"It's very difficult to get eyes on what's happening [in Xinjiang]," Kokas said. "Western journalists can't access that space. Chinese journalists are concerned about accessing that space. A lot of the information is coming from things like satellite photos ... and that is part of the problem."
According to a report from the U.S. State Department based on information from human rights organizations, journalists and survivors of the camps, the human rights abuses taking place in Xinjiang include: population control through forced abortion, forced sterilization and involuntary implantation of birth control; forced labor in facilities in or near the camps; destruction of mosques and other religious sites; torture; physical and sexual abuse; mass surveillance and family separation.
The U.S. government has taken steps to penalize China for its treatment of the people of Xinjiang in addition to the diplomatic boycott of the Olympics. In December, President Biden signed into law a bill barring imports from Xinjiang unless businesses, including American ones, can prove the goods were produced without forced labor. In 2020, former President Trump signed into law the Uyghur Human Rights Policy Act, requiring federal agencies to report on human rights abuses against Uyghurs in Xinjiang.
China's reported human rights abuses in Xinjiang have been referred to by some, including former Secretary of State Mike Pompeo and the Biden administration, as genocide.
"We generally think of genocide as mass murder, but the [UN definition] isn't that," Millward said. "A lot of other things that are tending in that direction or that are trying to squelch out a culture are also considered to be genocide."
Will the diplomatic boycott of the Olympics affect what's going on in Xinjiang?
Millward said it's unrealistic to expect that the boycott would change China's policies in the Xinjiang region overnight. Sanctions and other long-term measures from the global community have a better shot at showing the Chinese government the costs of the camps on its economy and reputation, he added.
Kokas echoed this idea, explaining that the Chinese government sees the camps in Xinjiang as "an internal security issue" and is therefore unlikely to change anything because of the U.S.'s political boycott.
Guang said it's possible that the boycott could create some disagreement and discord within the Chinese Communist Party, the country's sole ruling party, but without it, it's unlikely anything about the reeducation policy will change.
"They are not going to back down," he added. "They will do things to modify the approach. [They] may detain fewer people, they may investigate some of the abuses that have come to light, and they may even replace the local political leaders ... to respond to these external reactions, but not because they want to change the direction of policy."
What can you do to help the people of Xinjiang as you watch the Olympics?
Millward shared some thoughts on his Twitter on how average Americans can show their support for the Uyghur people. Primarily, he plans to donate an amount to the Uyghur Human Rights Project, the Xinjiang Documentation Project, Xinjiang Victims Database or the European Uyghur Institute whenever China medals in the 2022 Olympics.
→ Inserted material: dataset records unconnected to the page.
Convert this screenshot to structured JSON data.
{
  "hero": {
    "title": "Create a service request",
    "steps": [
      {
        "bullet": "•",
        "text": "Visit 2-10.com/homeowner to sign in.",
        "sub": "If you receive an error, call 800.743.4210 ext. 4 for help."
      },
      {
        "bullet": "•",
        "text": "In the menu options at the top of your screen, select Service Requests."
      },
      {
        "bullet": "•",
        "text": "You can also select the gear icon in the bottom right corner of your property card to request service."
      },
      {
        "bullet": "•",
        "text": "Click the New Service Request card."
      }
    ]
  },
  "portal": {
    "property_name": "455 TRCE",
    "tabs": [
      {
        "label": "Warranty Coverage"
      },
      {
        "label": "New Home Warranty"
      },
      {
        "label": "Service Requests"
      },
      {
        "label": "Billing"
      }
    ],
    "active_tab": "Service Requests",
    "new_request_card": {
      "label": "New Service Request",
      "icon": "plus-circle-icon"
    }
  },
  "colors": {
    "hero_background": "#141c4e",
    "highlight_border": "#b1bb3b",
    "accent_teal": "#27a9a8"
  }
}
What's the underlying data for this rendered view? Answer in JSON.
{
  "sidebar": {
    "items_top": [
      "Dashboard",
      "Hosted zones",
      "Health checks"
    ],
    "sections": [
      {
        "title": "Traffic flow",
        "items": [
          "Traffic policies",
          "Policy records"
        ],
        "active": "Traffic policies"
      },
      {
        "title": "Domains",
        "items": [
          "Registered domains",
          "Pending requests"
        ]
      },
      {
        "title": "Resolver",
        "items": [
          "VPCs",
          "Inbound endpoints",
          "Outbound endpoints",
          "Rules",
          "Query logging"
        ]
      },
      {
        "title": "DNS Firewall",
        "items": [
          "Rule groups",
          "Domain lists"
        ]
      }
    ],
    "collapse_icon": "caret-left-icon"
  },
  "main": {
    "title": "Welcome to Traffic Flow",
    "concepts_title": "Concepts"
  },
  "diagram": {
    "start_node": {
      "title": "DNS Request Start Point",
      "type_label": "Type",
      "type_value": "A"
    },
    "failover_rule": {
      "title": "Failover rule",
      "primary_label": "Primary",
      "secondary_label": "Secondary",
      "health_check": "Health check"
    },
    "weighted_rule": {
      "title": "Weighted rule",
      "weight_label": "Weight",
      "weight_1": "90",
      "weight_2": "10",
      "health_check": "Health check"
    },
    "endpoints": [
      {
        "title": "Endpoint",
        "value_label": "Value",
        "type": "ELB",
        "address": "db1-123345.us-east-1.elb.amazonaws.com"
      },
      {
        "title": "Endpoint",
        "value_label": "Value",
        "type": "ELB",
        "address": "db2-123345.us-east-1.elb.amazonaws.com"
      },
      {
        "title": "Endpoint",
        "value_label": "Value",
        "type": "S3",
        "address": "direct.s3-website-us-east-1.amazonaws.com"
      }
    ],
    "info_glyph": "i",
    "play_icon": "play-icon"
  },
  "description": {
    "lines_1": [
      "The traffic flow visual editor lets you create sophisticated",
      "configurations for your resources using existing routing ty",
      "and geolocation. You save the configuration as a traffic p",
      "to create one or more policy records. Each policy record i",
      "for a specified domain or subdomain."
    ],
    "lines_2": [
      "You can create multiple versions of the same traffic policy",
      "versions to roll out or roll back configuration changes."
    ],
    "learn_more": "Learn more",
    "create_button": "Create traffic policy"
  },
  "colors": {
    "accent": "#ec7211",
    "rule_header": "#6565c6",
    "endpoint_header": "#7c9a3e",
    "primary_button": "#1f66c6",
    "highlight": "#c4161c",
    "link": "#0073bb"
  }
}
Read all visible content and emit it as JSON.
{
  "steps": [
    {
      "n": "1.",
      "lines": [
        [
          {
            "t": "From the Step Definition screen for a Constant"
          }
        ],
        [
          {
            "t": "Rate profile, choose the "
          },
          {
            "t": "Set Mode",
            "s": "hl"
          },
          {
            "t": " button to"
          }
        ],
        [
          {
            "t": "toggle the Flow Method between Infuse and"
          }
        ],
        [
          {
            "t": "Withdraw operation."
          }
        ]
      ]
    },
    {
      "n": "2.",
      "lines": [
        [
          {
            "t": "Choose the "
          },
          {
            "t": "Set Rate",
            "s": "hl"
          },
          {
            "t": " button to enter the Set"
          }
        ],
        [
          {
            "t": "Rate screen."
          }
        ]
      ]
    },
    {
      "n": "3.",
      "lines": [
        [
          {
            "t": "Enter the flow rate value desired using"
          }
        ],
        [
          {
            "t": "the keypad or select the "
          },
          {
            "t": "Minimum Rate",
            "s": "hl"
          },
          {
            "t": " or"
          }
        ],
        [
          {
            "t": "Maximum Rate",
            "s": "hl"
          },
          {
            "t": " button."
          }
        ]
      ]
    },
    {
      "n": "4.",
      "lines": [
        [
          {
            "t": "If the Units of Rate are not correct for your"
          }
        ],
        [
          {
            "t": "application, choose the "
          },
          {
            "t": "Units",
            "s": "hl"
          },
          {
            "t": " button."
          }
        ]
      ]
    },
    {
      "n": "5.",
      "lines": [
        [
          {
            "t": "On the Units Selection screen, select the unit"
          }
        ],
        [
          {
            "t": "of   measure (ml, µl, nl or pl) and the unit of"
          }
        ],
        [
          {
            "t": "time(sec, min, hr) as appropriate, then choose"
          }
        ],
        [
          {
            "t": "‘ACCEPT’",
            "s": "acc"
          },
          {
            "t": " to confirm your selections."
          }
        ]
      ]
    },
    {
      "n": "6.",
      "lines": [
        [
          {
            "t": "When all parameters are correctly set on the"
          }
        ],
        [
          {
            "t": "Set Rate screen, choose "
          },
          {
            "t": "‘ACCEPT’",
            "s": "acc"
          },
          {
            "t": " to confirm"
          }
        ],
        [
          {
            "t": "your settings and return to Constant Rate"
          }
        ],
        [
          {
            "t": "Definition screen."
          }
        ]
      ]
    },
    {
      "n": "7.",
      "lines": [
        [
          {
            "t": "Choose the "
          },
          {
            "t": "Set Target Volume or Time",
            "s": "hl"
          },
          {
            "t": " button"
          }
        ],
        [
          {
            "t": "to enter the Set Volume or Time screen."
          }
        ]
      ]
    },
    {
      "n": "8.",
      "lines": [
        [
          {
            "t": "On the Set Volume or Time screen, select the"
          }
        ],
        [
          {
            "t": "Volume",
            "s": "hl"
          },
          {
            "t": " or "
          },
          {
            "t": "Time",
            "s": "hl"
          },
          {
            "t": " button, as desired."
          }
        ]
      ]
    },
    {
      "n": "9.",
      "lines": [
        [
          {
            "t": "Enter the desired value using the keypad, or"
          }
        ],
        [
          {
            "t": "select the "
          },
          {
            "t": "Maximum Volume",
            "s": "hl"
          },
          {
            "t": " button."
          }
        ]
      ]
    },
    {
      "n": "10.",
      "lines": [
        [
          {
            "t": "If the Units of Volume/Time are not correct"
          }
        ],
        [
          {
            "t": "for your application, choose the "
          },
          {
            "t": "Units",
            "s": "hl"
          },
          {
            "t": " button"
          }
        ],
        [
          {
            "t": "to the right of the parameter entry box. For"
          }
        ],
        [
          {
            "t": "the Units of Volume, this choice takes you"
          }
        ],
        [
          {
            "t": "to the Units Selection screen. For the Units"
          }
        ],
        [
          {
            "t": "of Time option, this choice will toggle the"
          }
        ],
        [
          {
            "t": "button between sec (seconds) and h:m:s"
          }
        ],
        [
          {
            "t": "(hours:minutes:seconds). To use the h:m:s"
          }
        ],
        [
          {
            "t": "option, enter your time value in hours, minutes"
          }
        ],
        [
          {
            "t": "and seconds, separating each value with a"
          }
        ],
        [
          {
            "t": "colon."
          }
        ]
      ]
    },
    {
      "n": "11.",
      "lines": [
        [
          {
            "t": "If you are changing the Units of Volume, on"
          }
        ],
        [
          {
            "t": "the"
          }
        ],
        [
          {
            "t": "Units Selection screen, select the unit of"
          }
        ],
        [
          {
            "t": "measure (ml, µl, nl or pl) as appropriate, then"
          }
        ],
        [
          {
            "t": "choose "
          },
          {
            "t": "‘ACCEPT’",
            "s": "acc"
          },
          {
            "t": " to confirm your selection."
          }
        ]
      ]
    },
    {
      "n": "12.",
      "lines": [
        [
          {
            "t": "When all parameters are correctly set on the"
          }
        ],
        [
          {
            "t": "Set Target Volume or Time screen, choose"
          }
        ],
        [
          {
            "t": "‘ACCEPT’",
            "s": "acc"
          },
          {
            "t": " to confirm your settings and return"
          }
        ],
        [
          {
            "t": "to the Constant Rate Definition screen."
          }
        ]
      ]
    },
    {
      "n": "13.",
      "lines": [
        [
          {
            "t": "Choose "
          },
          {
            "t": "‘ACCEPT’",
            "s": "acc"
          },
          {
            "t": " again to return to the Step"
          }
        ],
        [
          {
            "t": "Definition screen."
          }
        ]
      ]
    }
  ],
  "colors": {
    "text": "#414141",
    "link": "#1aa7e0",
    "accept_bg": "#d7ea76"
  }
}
He also suggested turning off the ads when watching the Olympics as a way to punish sponsors of the event.
Kokas stressed the importance of "[demanding] transparency of the companies where you buy things from about where they source their goods" because so many companies have worked with Xinjiang during the reeducation camps policy. You can also contact your elected representatives to tell them you're paying attention to what's going on in Xinjiang. And last, she said it's important to think of these Olympics not as a major cultural touchstone, but rather just a sporting event.
"It's a problem for this to become a national source of entertainment [because] that legitimizes and normalizes the governing practices that China has undertaken to get to this point," she said.